“They are tough to achieve, especially when you are playing Champions League football as well. But that’s the incentive for me and an ambitious target. Whether or not I achieve it is another thing.
“I know the footsteps I’m walking in – I’ll probably never be remembered in the folklore of the club like some other managers. But I want to make my stamp on the place. I think that’s vital and it’s relative now. I hope people will remember me for a few years to come. Currently it’s important to find a team – without Rangers being around – who plays well in the current climate and plays better than everyone else as well.
“Everyone will make comparisons with other managers but we live in different times. I’m the manager of Celtic currently and I want to make the most of that time. Reaching milestones is important to me personally but not in the big scheme of things. What is important is the growth of the club. I would love us to be competing in the Champions League every year but it would cost £200m to build a team to be able to do that.
“It’s small steps for us. The Champions league group stage wasn’t great this season after a brilliant one last year. We will draw on that experience and try to qualify again next season. It’s important not just for Celtic but for the game here that we have that going into the season.”
Having joined Willie Maley, Stein and Gordon Strachan as the only Celtic managers to win three successive titles, Lennon remains frustrated that he does not already have four in a row to his credit, something previously only achieved by Maley and Stein. Lennon lost out on the championship on the final day of his first full season in the job.
“That was up against Walter Smith, who was a magnificent Rangers manager,” added Lennon. “I’m disappointed we’re not sitting on four now. We had the opportunity then and we let it go. But we’ve learned from that and we’ve been really consistent over the last three years.
“Predominantly this year we’ve been fantastic and I’ve really enjoyed this season.
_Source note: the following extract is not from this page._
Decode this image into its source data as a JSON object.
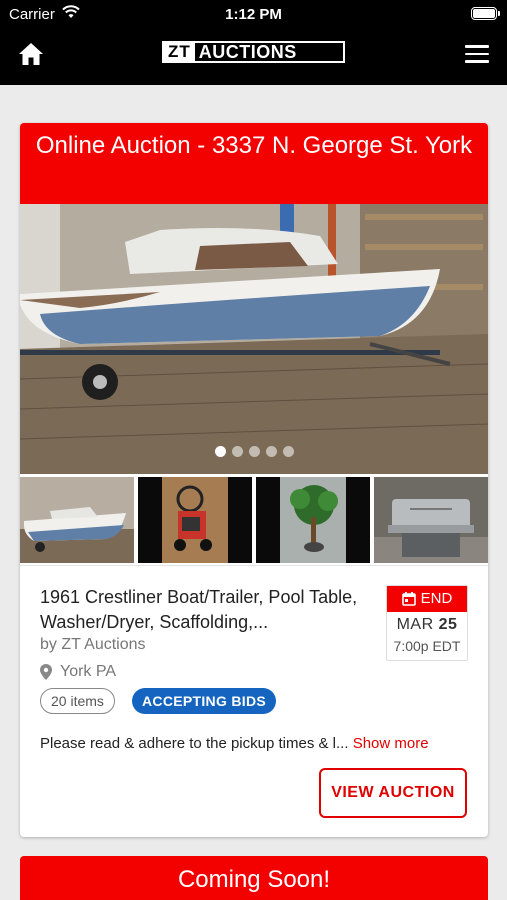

I willenjoy the moment of the title win as there is a lot of planning goes into it, a lot of sleepless nights too.
“I don’t think you take stock of it enough. I said to the players that they should savour it because it can pass so quickly. We’ll enjoy this moment and we’ll enjoy being at home on Saturday against Ross County in front of our own fans.”
Lennon insists he is unconcerned by criticism of Celtic’s achievements from those who believe the absence of Rangers from the top flight has diminished the title win. “I can’t change people’s perceptions on things,” he added. “I understand it but I can’t change it. You try to, but people will always be blinkered one way or the other. My ambition while I’m here is to win trophies and produce good players along the way. I feel I have two world-class players in Virgil van Dijk and Fraser Forster. Whether or not I can keep them here is another thing. But the fact I brought them here from nowhere is something I can be proud of.
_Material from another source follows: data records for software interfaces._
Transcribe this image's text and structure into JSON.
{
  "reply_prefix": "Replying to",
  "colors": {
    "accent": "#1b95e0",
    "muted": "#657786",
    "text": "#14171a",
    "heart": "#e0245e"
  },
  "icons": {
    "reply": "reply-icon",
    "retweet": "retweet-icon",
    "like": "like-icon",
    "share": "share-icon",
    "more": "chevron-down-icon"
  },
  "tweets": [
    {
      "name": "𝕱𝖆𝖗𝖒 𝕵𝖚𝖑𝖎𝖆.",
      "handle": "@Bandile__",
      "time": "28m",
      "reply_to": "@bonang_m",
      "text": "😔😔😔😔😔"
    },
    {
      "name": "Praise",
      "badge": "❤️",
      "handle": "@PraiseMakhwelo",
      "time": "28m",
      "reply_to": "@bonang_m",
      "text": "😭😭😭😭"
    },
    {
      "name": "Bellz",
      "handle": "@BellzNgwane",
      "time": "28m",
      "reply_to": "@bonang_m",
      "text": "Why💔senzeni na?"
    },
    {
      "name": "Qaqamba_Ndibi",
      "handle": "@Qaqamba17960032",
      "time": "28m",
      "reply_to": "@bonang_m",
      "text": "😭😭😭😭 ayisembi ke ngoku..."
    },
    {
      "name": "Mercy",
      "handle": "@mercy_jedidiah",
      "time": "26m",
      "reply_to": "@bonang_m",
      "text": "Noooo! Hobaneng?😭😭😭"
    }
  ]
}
“We maybe still need to improve on the recruitment side of things a little, though, because we didn’t get it all right last summer. That is now the key between now and when the Champions League qualifiers start in July.”
With Rangers still experiencing financial difficulties ahead of their move into the second tier of the Scottish game, Celtic fans are predicting their run will stretch to a record ten titles in a row. And Lawwell has admitted there needs to be change to keep Scottish football competitive. “There are challenges ahead in terms of creating meaningful games,” he told Sky Sports News. “No question, that is one of the challenges that Scottish football faces.
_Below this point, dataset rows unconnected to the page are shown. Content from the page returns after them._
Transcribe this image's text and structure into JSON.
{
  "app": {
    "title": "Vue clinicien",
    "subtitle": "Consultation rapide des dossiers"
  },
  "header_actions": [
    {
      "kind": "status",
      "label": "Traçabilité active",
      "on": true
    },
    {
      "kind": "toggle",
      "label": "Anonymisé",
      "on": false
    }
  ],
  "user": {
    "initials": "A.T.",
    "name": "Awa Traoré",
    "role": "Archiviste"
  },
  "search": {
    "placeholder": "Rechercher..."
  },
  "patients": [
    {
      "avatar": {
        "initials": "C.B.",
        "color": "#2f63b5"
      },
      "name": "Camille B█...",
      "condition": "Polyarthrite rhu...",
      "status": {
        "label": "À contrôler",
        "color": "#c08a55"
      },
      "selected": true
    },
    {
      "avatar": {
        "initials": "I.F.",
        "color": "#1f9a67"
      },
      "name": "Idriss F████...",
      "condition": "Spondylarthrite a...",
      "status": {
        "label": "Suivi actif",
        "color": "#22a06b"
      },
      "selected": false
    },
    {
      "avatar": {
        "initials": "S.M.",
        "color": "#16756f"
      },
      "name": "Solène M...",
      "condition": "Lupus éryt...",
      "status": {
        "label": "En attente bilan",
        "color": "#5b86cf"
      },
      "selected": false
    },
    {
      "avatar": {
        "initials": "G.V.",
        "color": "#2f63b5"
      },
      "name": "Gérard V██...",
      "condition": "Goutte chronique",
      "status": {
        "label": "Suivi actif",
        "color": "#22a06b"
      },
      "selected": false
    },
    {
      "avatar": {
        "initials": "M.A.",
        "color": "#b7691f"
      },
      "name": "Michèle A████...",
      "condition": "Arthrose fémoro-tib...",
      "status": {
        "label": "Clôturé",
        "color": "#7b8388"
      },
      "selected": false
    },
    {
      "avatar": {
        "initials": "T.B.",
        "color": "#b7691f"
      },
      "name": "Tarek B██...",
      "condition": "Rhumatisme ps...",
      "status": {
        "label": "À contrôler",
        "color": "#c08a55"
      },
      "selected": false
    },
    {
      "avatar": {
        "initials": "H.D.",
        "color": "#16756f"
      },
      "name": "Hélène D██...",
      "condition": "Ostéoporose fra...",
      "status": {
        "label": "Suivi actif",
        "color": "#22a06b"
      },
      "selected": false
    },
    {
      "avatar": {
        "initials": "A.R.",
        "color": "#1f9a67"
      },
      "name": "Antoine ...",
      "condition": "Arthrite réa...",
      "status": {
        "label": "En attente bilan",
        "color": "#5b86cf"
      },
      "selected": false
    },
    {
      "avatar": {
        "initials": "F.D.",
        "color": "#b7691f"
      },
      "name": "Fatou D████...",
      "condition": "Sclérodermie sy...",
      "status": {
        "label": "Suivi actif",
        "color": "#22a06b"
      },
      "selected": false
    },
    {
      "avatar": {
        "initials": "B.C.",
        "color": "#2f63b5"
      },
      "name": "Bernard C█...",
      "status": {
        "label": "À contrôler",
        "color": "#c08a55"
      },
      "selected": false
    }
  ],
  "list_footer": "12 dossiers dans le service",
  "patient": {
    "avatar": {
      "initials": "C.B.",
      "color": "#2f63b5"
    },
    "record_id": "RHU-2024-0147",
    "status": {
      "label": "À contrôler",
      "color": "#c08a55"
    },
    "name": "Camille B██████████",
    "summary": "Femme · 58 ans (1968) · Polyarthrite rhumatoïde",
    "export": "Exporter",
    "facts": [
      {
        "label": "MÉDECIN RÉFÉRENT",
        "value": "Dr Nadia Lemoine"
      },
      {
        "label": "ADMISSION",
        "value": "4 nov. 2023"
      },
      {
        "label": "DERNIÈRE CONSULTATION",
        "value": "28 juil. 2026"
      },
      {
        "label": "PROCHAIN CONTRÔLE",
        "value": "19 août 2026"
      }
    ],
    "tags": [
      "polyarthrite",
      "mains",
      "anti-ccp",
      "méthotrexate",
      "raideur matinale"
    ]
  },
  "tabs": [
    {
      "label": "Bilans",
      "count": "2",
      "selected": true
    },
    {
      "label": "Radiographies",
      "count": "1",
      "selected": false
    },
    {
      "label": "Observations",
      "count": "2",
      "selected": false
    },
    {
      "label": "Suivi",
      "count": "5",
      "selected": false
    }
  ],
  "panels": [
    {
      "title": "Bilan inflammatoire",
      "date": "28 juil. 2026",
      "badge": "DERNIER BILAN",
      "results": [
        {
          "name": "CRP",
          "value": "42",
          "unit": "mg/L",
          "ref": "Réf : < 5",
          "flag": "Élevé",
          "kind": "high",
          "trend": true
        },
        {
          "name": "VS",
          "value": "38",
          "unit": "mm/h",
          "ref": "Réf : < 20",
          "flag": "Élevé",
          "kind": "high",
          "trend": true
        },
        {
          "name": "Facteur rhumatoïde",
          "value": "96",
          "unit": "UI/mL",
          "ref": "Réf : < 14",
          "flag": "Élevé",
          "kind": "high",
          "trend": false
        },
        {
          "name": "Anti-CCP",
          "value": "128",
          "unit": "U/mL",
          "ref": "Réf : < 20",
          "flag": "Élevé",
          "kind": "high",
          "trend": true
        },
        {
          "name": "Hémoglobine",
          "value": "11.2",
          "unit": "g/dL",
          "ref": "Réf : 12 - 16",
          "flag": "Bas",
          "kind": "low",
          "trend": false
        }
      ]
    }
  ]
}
“I think we are realising that as a nation and we need to find some form of solution.”
Lawwell knows he might also face a fight to hold on to manager Lennon following the comfortable title win.
“The consequence of success is that people become intrigued with our manager, your coaches, your scouts, and then eventually maybe court them,” he said. “Neil, I think, is a big part of Celtic and Celtic is a big part of him. I think it would be a wrench for Neil to leave – however, he is an ambitious guy, a highly-talented guy, and through time who knows? But hopefully we can provide the motivation and context for him to stay here.”